_Records supplied_.
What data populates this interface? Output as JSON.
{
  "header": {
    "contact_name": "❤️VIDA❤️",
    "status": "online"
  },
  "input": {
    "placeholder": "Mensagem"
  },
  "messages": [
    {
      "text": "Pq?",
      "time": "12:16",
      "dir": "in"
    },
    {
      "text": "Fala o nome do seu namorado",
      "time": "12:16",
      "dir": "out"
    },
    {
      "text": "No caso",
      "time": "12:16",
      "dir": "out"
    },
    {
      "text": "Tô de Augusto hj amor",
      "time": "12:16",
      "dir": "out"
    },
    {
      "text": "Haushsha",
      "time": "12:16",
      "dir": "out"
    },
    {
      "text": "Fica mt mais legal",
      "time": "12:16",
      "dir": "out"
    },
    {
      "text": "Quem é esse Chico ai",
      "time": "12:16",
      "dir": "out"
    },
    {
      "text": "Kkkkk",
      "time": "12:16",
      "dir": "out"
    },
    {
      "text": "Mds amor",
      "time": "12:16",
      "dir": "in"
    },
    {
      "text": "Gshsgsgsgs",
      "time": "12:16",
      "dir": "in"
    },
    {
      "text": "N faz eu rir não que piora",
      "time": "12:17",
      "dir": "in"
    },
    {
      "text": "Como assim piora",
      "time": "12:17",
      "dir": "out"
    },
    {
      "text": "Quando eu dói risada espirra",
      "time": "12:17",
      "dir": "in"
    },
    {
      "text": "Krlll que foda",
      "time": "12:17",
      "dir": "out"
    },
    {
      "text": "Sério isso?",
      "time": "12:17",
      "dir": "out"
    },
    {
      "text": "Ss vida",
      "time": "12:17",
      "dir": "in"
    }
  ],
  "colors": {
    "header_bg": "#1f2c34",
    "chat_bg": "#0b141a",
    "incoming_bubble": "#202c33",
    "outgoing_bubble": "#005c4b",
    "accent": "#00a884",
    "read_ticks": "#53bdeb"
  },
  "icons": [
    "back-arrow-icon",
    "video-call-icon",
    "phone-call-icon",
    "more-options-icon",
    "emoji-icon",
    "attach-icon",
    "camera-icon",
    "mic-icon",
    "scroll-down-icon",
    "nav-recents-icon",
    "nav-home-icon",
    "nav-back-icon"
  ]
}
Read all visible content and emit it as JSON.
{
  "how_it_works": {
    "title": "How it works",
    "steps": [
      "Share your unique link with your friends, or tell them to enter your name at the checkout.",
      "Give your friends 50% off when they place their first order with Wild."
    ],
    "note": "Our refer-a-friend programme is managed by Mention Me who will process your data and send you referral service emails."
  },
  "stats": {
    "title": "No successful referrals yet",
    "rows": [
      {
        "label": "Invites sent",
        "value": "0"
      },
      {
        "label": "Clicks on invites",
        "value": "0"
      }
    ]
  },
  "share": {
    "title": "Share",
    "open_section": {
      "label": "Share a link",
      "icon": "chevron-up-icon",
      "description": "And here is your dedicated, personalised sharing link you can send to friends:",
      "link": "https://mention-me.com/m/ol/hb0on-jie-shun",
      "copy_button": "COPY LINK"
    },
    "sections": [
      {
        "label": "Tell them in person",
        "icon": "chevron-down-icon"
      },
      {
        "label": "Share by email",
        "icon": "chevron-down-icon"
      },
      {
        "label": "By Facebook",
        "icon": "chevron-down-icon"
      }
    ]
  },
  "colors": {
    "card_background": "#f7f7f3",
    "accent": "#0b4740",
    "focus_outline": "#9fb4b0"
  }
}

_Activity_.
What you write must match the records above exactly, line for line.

_Task answer_.
What data populates this interface? Output as JSON.
{
  "header": {
    "contact_name": "❤️VIDA❤️",
    "status": "online"
  },
  "input": {
    "placeholder": "Mensagem"
  },
  "messages": [
    {
      "text": "Pq?",
      "time": "12:16",
      "dir": "in"
    },
    {
      "text": "Fala o nome do seu namorado",
      "time": "12:16",
      "dir": "out"
    },
    {
      "text": "No caso",
      "time": "12:16",
      "dir": "out"
    },
    {
      "text": "Tô de Augusto hj amor",
      "time": "12:16",
      "dir": "out"
    },
    {
      "text": "Haushsha",
      "time": "12:16",
      "dir": "out"
    },
    {
      "text": "Fica mt mais legal",
      "time": "12:16",
      "dir": "out"
    },
    {
      "text": "Quem é esse Chico ai",
      "time": "12:16",
      "dir": "out"
    },
    {
      "text": "Kkkkk",
      "time": "12:16",
      "dir": "out"
    },
    {
      "text": "Mds amor",
      "time": "12:16",
      "dir": "in"
    },
    {
      "text": "Gshsgsgsgs",
      "time": "12:16",
      "dir": "in"
    },
    {
      "text": "N faz eu rir não que piora",
      "time": "12:17",
      "dir": "in"
    },
    {
      "text": "Como assim piora",
      "time": "12:17",
      "dir": "out"
    },
    {
      "text": "Quando eu dói risada espirra",
      "time": "12:17",
      "dir": "in"
    },
    {
      "text": "Krlll que foda",
      "time": "12:17",
      "dir": "out"
    },
    {
      "text": "Sério isso?",
      "time": "12:17",
      "dir": "out"
    },
    {
      "text": "Ss vida",
      "time": "12:17",
      "dir": "in"
    }
  ],
  "colors": {
    "header_bg": "#1f2c34",
    "chat_bg": "#0b141a",
    "incoming_bubble": "#202c33",
    "outgoing_bubble": "#005c4b",
    "accent": "#00a884",
    "read_ticks": "#53bdeb"
  },
  "icons": [
    "back-arrow-icon",
    "video-call-icon",
    "phone-call-icon",
    "more-options-icon",
    "emoji-icon",
    "attach-icon",
    "camera-icon",
    "mic-icon",
    "scroll-down-icon",
    "nav-recents-icon",
    "nav-home-icon",
    "nav-back-icon"
  ]
}
Read all visible content and emit it as JSON.
{
  "how_it_works": {
    "title": "How it works",
    "steps": [
      "Share your unique link with your friends, or tell them to enter your name at the checkout.",
      "Give your friends 50% off when they place their first order with Wild."
    ],
    "note": "Our refer-a-friend programme is managed by Mention Me who will process your data and send you referral service emails."
  },
  "stats": {
    "title": "No successful referrals yet",
    "rows": [
      {
        "label": "Invites sent",
        "value": "0"
      },
      {
        "label": "Clicks on invites",
        "value": "0"
      }
    ]
  },
  "share": {
    "title": "Share",
    "open_section": {
      "label": "Share a link",
      "icon": "chevron-up-icon",
      "description": "And here is your dedicated, personalised sharing link you can send to friends:",
      "link": "https://mention-me.com/m/ol/hb0on-jie-shun",
      "copy_button": "COPY LINK"
    },
    "sections": [
      {
        "label": "Tell them in person",
        "icon": "chevron-down-icon"
      },
      {
        "label": "Share by email",
        "icon": "chevron-down-icon"
      },
      {
        "label": "By Facebook",
        "icon": "chevron-down-icon"
      }
    ]
  },
  "colors": {
    "card_background": "#f7f7f3",
    "accent": "#0b4740",
    "focus_outline": "#9fb4b0"
  }
}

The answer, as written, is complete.